Nathan told me there used to be 15 dairies in the Newton area. Now there are five. When I woke up at dawn I could see the gregarious ninth grader shifting irrigation pipe up on the hill. Helping his dad, uncle and grandfather is his summer job. Big dairy consolidation has coupled with the bizarre tendency of milk prices to stay the same even as the cost of everything else soars, to make it hard to stay in the business. But dairy is what this family does, like meeting a stranger’s request for help with an extra serving of kindness.
Posted on June 18, 2010 - by Nadia
Day 14: June 17, 2010
Fruita to Canyon Pinturado (about 10 miles south of Rangely)

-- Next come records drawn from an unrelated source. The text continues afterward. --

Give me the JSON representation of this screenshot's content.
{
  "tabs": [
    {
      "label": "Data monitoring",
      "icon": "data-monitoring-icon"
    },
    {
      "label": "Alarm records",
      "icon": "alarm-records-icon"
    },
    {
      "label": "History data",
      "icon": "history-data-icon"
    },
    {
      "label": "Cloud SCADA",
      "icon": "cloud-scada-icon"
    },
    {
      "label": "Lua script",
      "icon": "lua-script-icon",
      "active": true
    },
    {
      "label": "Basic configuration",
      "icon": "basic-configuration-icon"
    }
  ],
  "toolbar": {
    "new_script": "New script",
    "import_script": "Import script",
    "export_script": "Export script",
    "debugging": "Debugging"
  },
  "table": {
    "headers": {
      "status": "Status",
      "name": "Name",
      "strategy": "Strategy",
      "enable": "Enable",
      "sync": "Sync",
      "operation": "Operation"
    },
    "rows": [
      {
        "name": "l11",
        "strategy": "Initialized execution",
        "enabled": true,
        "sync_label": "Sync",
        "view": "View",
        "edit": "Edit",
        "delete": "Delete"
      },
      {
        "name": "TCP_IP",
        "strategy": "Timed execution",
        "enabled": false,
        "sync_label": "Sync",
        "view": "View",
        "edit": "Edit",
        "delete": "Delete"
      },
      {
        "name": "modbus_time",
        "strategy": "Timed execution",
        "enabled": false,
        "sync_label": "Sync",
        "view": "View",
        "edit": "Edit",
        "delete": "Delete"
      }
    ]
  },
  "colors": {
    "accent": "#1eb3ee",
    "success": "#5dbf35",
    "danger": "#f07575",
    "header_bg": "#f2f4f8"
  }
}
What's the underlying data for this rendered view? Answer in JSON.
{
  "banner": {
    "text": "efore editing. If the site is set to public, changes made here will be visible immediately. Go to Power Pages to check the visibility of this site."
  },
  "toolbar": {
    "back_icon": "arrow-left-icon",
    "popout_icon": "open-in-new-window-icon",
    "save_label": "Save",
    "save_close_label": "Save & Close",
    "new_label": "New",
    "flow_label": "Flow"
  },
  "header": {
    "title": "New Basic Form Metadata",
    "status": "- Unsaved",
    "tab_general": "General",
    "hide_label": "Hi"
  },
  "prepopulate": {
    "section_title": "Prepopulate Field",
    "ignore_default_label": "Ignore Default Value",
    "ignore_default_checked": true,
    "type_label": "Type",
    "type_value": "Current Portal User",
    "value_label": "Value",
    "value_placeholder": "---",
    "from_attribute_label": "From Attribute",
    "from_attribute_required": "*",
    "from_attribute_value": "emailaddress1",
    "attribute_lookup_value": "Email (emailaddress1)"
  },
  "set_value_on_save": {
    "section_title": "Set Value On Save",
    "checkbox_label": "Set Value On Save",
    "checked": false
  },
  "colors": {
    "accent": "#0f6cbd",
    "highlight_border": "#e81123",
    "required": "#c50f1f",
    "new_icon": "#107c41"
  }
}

Everyone who heard I was going to take this route to Dinosaur said, Ugh, boring. And no one really blinked an eye that I would climb Douglas Pass. Well, the route has been spectacular and Douglas Pass (elev. 8240, up from about 4,500) was nothing to take lightly. After about 30 miles of approach, during which I stopped for lunch and a nap, rode about a mile, stopped and cleaned my bike because it was sluggish, I crawled my way up the pass. I have been east of Dinosaur, years ago, and remember it being a flat, white, alkaline wasteland. I expected the same. I was wrong. Most of the approach, all of the climb and most of the descent was forested and touched by a cool breeze. The descent culminated in the Canyon Pinturado, a stretch of canyon with pictographs attributed to the Fremont people. I am camped on a slope in one of those side canyons, intent on continuing touring my way to Rangely for lunch tomorrow. (Internet in Rangely is slow. I’ll leave this as a place holder and move on toward Dinosur and Vernal.)
Posted on June 7, 2010 - by Nadia
A herd of pink elephants whizzed by me as I crested Bobcat Pass, headed down the way I’d come. What a circus, I thought. Indeed, if those clowns survived the descent to Eagles Nest at the speed they were going, they may well have the last laugh. Yep, it was a carnival caravan going at break neck speed as I crawled to the pass. The climb wasn’t as bad as I’d feared, but the descent into the odd ski town of Red River was breakneck, made more breathless by booming thunder and a driving rain right behind me. I made it to shelter without a moment to spare.